In 2017, NASA launched the Dawn spacecraft to the asteroid belt, which includes Mars and many other planets, in order to study these worlds and determine whether or not they can support life.
NASA’s goal is to discover the origin of life, but the spacecraft is now only just beginning its journey, and it’s not clear whether it’ll succeed.
But the mission has already set the stage for a new era in space exploration.
NASA has already announced that Dawn is going to be able to reach orbit around the Moon in 2021, a time when the asteroid belts will be more accessible.
Dawn’s first mission, called Ceres, is now set to begin landing on the surface of the dwarf planet in 2020.
The mission’s mission, however, could also become a test run for NASA’s new Dawn spacecraft.
Dawn is currently a robotic spacecraft that has been orbiting the asteroid Ceres since 2014.
In 2021, the mission will reach the asteroid and use the Dawn mission’s orbiter to study it in more detail.
This is the first time the Dawn orbiter will have an actual spacecraft on board, so it’ll have to carry out a lot of the science that the mission does on its own.
The spacecraft is equipped with cameras, a laser spectrometer, and a seismometer, all of which will be able see in the dark.
Dawn will also have a laser altimeter and a magnetometer, both of which are designed to detect and measure the strength of magnetic fields.

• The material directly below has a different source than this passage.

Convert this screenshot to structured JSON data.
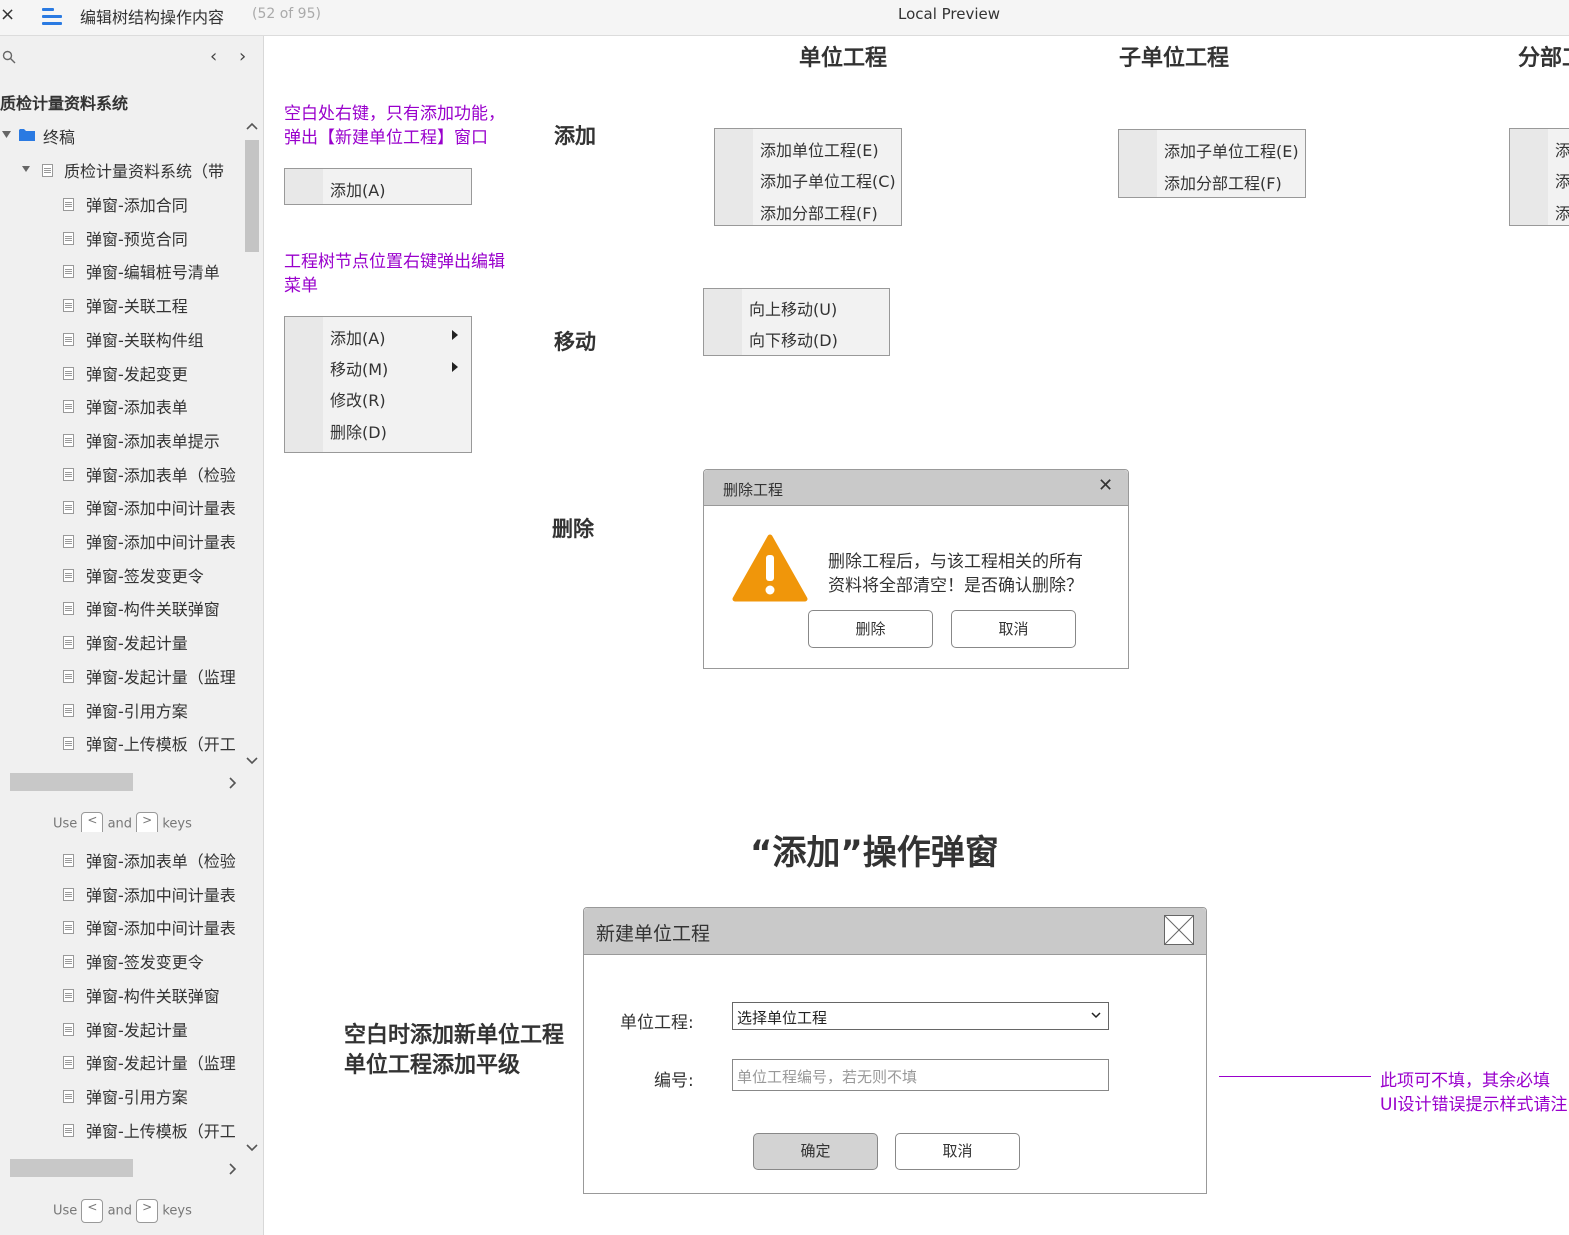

These instruments will be used to measure the gravity of Ceres, which is expected to be up to 6,000 times stronger than Earth’s.
This gravity could cause the asteroid’s surface to bend and twist in different directions, and could also affect the structure of the surface itself.
NASA is also hoping that the spacecraft will also learn something about Ceres that it can use to make better maps of the asteroid.
NASA says that Dawn will be a vital part of NASA’s exploration of the solar system in the decades to come.
NASA Dawn mission images: Dawn spacecraft, Ceres spacecraft, Dawn spacecraft launch image source Business Insights image/NASA via Getty Images NASA Dawn spacecraft launches from Cape Canaveral in Florida on April 8, 2019.
In 2018, the Dawn Mission was named “Journey to Mars,” and NASA has named it Dawn-3.
Dawn was originally intended to reach Mars in 2022, but that date was pushed back to 2020 because of delays in developing the mission.
Dawn-2, Dawn-1, and Dawn-0 are the spacecraft’s closest cousins, while Dawn-5 and Dawn and Dawn are the closest asteroids to the solar System.
NASA recently released more images of the spacecraft, showing the various spacecraft sections that it will use to get to the dwarf world.
Dawn also has a solar sail to keep the spacecraft from drifting too far from the Sun.
The space agency is hoping that Dawn-4 will be the first spacecraft to orbit the dwarf in 2021.
Dawn and its orbiter are now on a three-year mission.
The Dawn spacecraft has a mass of about 3,000 kilograms, and its launch vehicle is a liquid-fuel rocket called a liquid oxygen/liquid hydrogen rocket.
Dawn weighs about 20,000 pounds.
The solar sail is designed to steer Dawn in a straight line.
It will also keep Dawn’s thrusters from overspinning, causing it to wobble.
Dawn can also survive the harsh radiation of outer space, and the spacecraft can even be sent to Mars if needed.
Dawn spacecraft image: Dawn, mission overview, Dawn mission, mission summary, mission details source Business Insight image/ NASA via Getty Photos In 2018 and 2019, Dawn was also designated Dawn-12, but this designation was dropped in 2018 because of problems with the mission’s trajectory.
Dawn received its first mission update in 2021 and is set to enter orbit around Ceres in 2021 or 2022.
NASA will send the spacecraft into orbit around Comet Tempel 1, the closest asteroid to the Sun, which lies at a distance of about 2,700 light-years.
In addition to the Dawn and the asteroid, Dawn is also scheduled to study the comet Tempel in 2020 and 2021.
It is scheduled to take part in a close flyby of Tempel 2 in 2021 that will help scientists understand the origins of comets, which were formed during the formation of our solar system.
Dawn has also been named Dawn-15, the asteroid mission’s last name.
The asteroid is a rocky body that orbits in the constellation Gemini.
The asteroids orbits around the Sun in a circle and has a diameter of about 500 meters.
In 2017 and 2018, NASA sent Dawn into orbit in a series of orbits that were planned to last for about 100 years.
Dawn arrived at Ceres in June 2021, and is scheduled for a flyby on August 1.
The next two flybys are expected to arrive at Ceres at around 10:30 a.m. and 4:00 p.m., respectively.